In conversation with the ABC

Our Principal Mark Devine was interviewed recently on the ABC Morning program by Leon Compton on the future of commercial real estate. The following is an edited test of that interview.

LC: Good morning Mark. You must be watching with real interest for any shift in the way businesses are setting themselves up in city centres.

MD: The way we work is a constantly evolving thing, and technology has been the main driver of that over the last 20 years or so. The circumstances that we have had to deal with this year brings an extra layer of complexity to the table and it will be interesting to see how that all plays out.

LC: I presume the hot desk – less floor space, fewer spaces – that trend is dead and buried?

MD: Yes. And potentially for certain industries people will be able to work from home and obviously the last few months has trained us and conditioned us that that is the case.

But those people will still need to interact with their peers to brainstorm and work so that could cause a change in design, but the principle of a fluid workforce coming and going could very much be part of the future.

LC: Could it be that we will see businesses like that setting up in the suburbs?

MD: It does open up an opportunity for those satellite areas where people might find it appealing to work from. But the fundamentals surrounding getting to work in a major metropolis are not at play in Hobart and that’s potentially an advantage for us returning to a sense of normality.

LC: What have you seen over the last seven months in terms of interest in renting or buying office space in Hobart?

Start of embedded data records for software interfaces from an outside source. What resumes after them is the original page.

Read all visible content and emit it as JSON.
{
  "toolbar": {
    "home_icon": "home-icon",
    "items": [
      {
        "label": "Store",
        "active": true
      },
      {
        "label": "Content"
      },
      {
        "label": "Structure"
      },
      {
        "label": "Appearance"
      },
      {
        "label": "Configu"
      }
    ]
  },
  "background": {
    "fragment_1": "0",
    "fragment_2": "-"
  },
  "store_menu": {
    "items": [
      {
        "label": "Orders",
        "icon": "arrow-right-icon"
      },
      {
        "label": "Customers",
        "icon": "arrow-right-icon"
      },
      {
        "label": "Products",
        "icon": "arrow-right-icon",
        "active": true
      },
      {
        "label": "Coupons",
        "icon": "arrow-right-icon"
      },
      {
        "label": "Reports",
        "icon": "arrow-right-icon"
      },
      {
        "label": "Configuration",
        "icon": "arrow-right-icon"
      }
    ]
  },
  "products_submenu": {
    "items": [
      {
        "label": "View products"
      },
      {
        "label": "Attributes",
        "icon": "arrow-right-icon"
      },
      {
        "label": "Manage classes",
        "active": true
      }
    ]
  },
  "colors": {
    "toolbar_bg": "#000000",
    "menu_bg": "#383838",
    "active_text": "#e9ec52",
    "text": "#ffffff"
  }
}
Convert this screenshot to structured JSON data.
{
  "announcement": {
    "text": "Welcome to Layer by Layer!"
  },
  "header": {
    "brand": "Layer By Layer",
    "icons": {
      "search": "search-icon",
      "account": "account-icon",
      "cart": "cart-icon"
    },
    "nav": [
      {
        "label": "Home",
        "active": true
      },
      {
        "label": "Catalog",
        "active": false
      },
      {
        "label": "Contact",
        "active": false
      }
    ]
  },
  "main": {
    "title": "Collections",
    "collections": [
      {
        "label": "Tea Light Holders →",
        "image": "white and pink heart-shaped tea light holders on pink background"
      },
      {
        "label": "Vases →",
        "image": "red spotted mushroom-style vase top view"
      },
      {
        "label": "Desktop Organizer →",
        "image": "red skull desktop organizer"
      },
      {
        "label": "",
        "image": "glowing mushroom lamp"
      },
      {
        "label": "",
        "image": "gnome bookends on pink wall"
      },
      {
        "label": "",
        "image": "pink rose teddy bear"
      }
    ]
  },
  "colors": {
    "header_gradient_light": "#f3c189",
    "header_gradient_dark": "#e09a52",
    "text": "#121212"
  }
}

MD: Hobart came into this downturn in a really strong place. Commercial vacancy rates were around 4%, and that is as good as it has been for the last 20 years. The vacancy rate has obviously blown out, and there has been a significant lift in vacant stock available, predominantly in B and C grade stock. What will be interesting is the A grade stock which tends to be dominated by the public sector.

There may be changes going on in that space but that is not evident to the market as those buildings are owned by government agencies or on long-term leases. The occupied floor space may have diminished a bit with people working from home but that hasn’t become evident to the market because they are still under lease.

LC: Have any CBD tenants walked away from their leases or are you concerned about the viability of businesses that actually occupy CBD property?

MD: That’s definitely happening with lower end private sector type businesses such as your smaller consulting type firms. But equally the market does have a remarkable way of adjusting and there is an opportunity for other businesses to look at upgrading their accommodation into better standards. And that is going on as well.

I think the other thing that will be interesting is the person-floorspace ratio. One view is that the amount of occupied space may stay the same even though there may be less people working in the building because they will need more space per person to work on. Thus the need remains the same.

The contrary view is that they won’t need the same amount of floorspace because people will be working from home. Time will tell on that one.

LC: What about any accelerated changes in retail? It seems some places are remaining vacant for long periods of time.

MD: In part it tells me that the space hasn’t met the market. There may be expectations from the property owner that the market is not prepared to meet. If the owner is capable of holding out to prove their view then that is what will happen, and places will remain vacant.

Acceleration in change in retail is a good phrase because retail was changing with online well ahead of this crisis, and we have seen over the last few years some well-known brands that people have grown up with have just fallen over and no longer exist.

COVID has caused that to happen to more brands and some businesses just wont re-appear.

For the average person walking around the street, change in the retail market is more evident because you are seeing that in shop windows, as opposed to an office environment where it is above ground floor level.

Retail is really challenging where it has become more dependent on tourism and we are not sure when that’s going to come back. Hospitality businesses have really suffered and will probably suffer for a period longer.

LC: An opportunity for Tasmania? We know people are looking to move away from major metropolises. Are there opportunities to pitch for businesses to move their office space to somewhere that is well-connected, has a more regional feel, more affordable?

MD: Inquiry levels to purchase residential property have gone through the roof. Tasmania can play to its safety and lifestyle opportunities, but we need to provide people with meaningful employment.

So there’s a huge opportunity to aggressively get out and keep selling that message and try and attract those businesses.

We have tried to attract businesses in the past We went through a period where call centres were all the buzz, but we found it difficult to compete with international providers for that kind of thing.

So you have to pick the right industries.

I recall Google announcing a new facility was being sought for the Pacific region and I thought wouldn’t it be great if Macquarie Point was to woo someone like that to Hobart. We already have the highest percentage of scientists per thousands of people in the country…

LC: …and renewable energy to run them. Tasmania is uniquely placed. Mark, is there any new commercial real estate on the books?

MD: Not significantly for office space. Vibe hotel in Argyle Street is coming to a conclusion, but there is no talk of any major office building

We are still talking to people about building new hotels. So there might still be construction in that area.

LC: Thank you.